**What you are asked to do**
Scan the lines below for "this" and copy the matches.
======== Dataset entries ========
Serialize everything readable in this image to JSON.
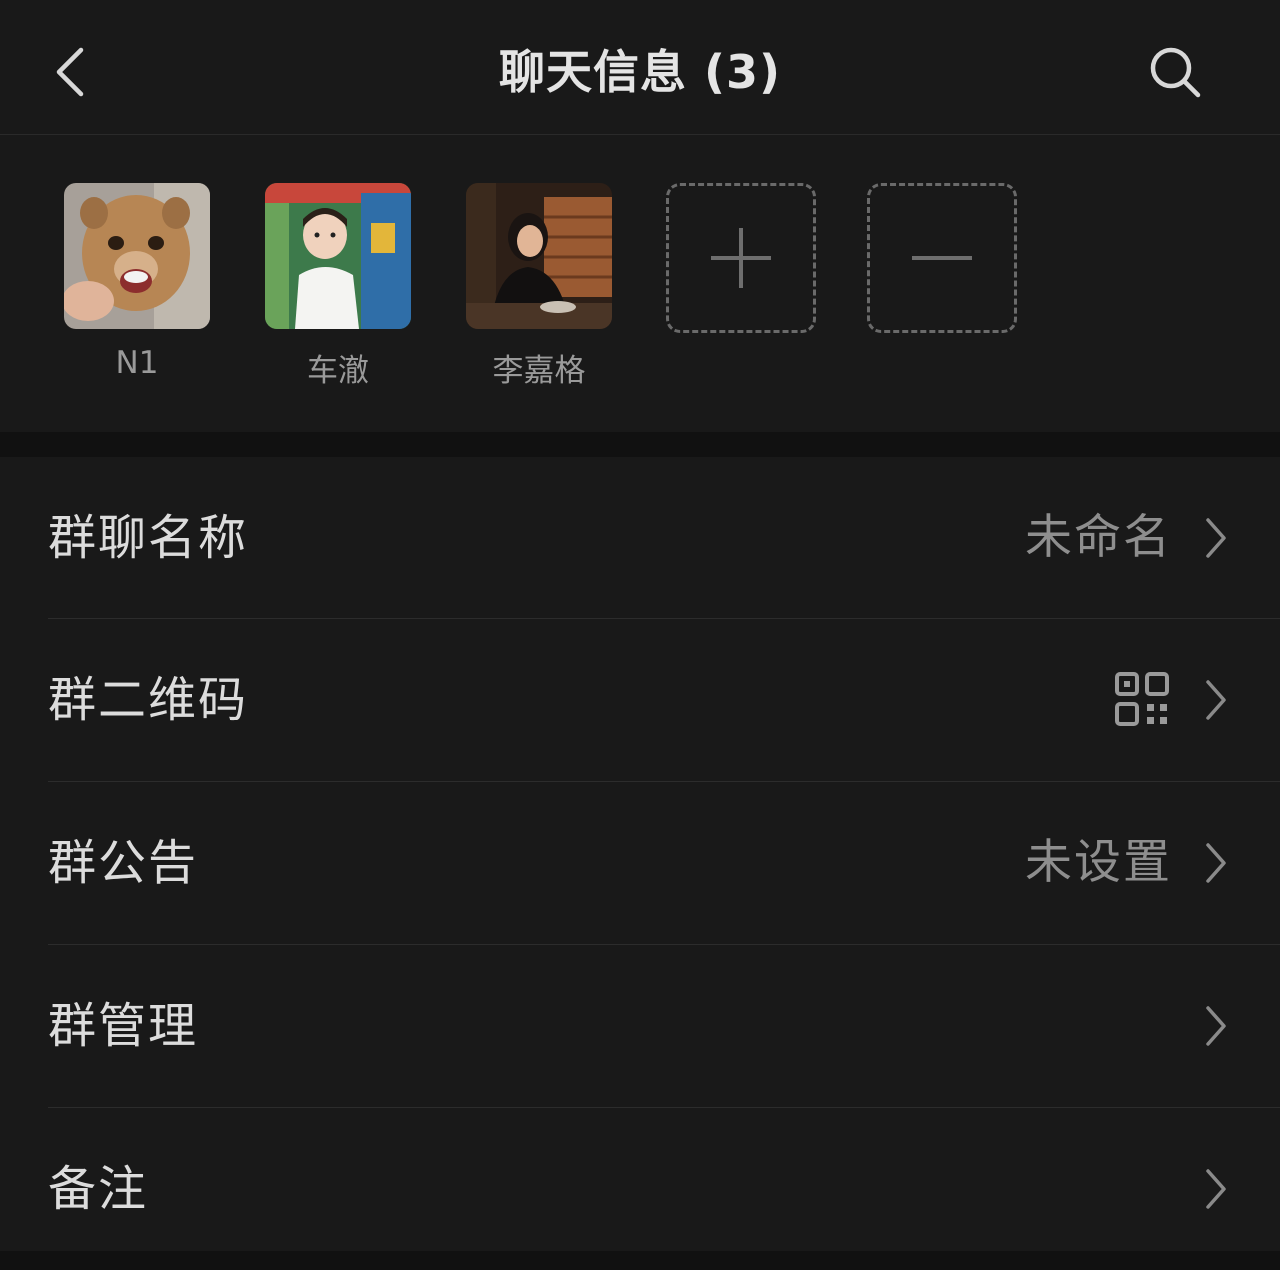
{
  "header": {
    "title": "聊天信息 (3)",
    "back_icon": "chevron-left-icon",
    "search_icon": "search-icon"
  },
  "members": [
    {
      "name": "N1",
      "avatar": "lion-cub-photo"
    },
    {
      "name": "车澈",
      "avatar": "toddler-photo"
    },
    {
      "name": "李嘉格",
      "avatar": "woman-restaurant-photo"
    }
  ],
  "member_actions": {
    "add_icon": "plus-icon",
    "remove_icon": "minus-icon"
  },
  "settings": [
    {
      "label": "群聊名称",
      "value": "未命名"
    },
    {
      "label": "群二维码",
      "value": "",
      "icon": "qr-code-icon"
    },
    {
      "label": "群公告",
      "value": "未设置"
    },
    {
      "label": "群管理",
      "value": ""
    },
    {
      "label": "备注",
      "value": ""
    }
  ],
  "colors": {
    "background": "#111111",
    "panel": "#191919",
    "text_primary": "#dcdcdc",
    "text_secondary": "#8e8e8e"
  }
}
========
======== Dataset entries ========
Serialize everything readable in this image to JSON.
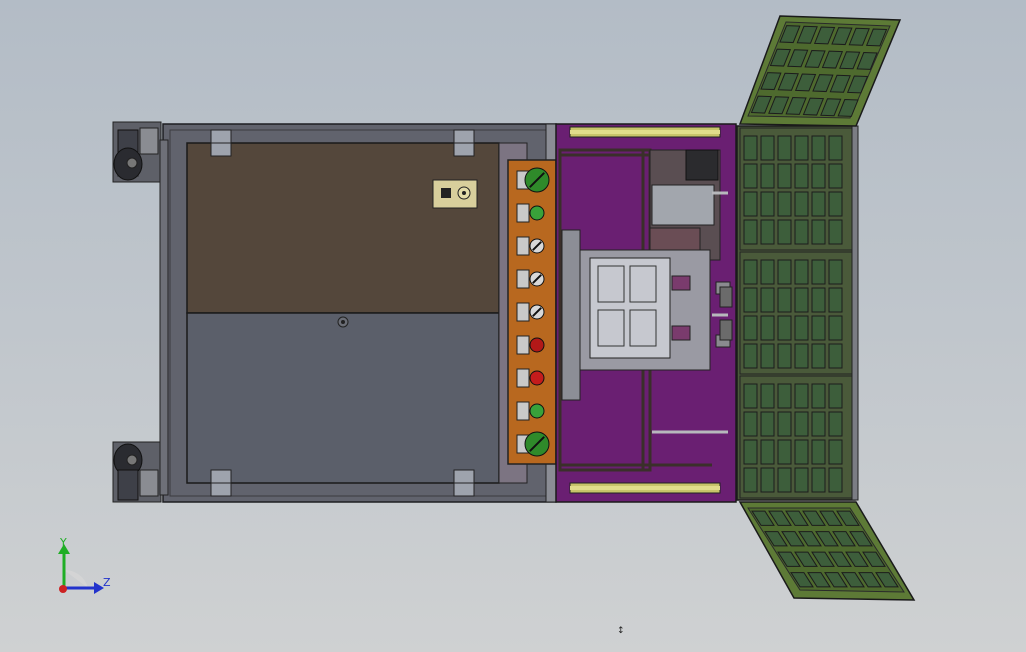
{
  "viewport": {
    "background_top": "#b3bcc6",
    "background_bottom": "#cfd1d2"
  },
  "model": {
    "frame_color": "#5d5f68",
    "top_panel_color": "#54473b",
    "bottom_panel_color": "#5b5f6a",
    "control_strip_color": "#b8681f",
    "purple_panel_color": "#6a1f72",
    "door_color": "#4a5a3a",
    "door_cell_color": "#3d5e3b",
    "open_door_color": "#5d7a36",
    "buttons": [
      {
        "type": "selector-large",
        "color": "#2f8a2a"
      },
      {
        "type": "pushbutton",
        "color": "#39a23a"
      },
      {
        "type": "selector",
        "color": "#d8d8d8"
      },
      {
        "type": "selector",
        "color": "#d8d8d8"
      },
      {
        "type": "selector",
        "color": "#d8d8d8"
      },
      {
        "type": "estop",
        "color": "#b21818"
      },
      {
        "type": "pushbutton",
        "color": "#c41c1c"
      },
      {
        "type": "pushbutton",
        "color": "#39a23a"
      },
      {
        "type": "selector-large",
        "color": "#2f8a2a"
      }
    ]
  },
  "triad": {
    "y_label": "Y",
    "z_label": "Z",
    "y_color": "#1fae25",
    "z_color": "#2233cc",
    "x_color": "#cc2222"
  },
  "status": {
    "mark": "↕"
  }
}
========
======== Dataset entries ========
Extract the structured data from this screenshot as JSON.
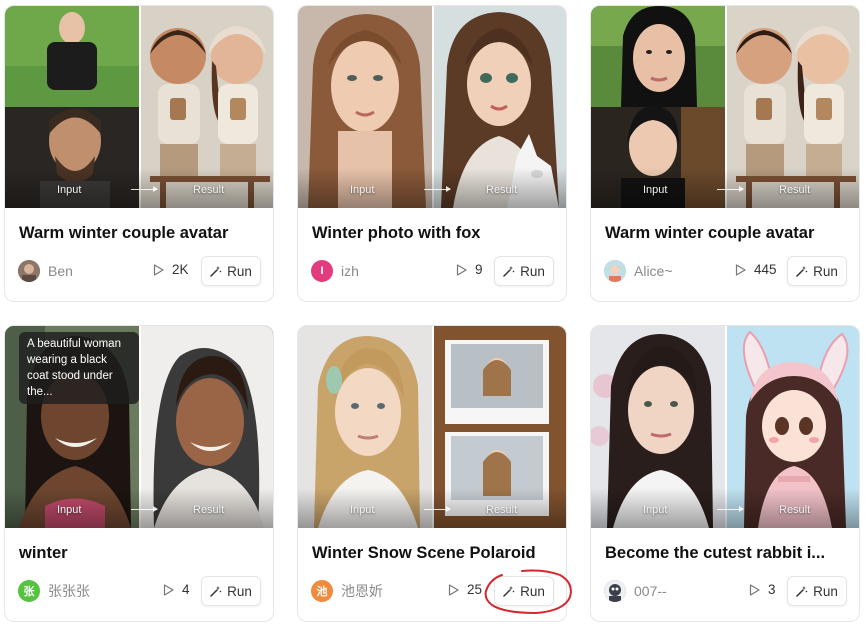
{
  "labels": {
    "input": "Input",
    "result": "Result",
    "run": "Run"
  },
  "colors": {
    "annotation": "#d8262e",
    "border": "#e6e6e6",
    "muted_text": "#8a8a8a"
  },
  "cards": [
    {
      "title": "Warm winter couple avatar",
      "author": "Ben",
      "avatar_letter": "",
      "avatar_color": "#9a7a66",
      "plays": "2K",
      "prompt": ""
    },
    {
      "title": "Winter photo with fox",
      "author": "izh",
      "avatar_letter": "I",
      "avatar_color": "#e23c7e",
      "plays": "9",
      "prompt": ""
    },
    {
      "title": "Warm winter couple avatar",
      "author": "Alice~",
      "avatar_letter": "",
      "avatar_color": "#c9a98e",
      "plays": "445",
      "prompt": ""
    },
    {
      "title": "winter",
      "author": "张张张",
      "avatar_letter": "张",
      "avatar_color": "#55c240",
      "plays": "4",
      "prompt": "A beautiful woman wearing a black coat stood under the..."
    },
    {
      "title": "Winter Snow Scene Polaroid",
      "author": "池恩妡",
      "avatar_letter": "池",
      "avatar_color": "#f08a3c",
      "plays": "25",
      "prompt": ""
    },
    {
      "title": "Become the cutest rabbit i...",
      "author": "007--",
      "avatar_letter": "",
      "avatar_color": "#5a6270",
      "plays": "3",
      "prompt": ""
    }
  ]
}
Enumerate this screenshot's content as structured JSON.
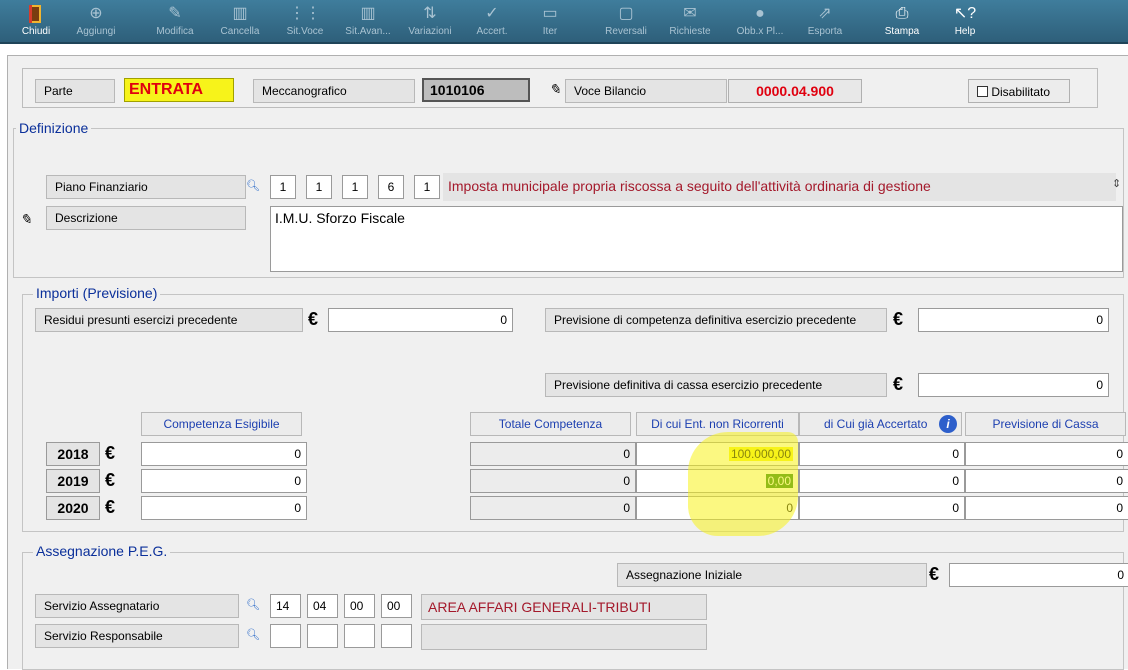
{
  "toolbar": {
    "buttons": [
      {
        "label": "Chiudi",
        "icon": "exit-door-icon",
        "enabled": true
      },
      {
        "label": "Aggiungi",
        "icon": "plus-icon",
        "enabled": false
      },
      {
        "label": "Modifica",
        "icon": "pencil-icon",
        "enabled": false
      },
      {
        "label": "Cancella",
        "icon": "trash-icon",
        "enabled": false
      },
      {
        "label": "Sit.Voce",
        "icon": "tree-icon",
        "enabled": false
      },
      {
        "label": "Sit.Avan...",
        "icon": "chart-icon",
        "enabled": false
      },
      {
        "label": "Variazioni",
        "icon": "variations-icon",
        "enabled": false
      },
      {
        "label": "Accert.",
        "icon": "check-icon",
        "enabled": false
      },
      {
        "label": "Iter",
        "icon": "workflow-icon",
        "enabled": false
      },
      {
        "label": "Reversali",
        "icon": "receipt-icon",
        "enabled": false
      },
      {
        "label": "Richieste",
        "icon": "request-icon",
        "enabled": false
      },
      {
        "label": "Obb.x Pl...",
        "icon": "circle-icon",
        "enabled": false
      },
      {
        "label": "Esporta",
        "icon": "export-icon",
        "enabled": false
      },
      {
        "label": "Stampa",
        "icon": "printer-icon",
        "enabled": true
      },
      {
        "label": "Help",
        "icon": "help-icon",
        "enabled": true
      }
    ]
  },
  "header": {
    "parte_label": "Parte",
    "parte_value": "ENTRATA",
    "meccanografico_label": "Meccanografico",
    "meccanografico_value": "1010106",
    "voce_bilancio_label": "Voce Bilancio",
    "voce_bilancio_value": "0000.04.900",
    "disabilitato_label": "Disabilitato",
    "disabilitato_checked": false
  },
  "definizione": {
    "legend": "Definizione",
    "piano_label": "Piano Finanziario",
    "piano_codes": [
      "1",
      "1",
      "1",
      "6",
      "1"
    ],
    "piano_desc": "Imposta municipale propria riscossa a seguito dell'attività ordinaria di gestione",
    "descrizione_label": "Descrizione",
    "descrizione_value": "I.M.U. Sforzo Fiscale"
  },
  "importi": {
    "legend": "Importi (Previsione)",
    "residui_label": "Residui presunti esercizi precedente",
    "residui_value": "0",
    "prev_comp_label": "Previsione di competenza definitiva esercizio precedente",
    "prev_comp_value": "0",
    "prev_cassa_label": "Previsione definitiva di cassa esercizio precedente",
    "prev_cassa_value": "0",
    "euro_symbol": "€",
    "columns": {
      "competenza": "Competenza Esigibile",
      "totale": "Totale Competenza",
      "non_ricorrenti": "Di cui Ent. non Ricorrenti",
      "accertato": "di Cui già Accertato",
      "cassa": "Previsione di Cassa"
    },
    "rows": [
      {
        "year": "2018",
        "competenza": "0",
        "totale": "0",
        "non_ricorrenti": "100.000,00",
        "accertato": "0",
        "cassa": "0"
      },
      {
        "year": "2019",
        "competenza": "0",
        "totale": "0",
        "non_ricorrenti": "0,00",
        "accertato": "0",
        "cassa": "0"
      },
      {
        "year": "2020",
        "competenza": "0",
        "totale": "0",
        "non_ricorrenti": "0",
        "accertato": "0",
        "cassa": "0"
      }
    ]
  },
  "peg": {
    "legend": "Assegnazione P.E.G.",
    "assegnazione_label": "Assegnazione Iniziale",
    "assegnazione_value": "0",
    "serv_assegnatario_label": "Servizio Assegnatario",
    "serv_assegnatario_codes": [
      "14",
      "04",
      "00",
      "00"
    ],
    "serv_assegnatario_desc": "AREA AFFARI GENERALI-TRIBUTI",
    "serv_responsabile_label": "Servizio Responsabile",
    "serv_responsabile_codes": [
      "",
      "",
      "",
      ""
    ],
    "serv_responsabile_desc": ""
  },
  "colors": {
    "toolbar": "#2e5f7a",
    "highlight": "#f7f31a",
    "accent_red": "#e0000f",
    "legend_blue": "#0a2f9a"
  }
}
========
**Exercise solution**
Serialize everything readable in this image to JSON.
Serialize everything readable in this image to JSON.
Extract the structured data from this screenshot as JSON.
Enumerate this screenshot's content as structured JSON.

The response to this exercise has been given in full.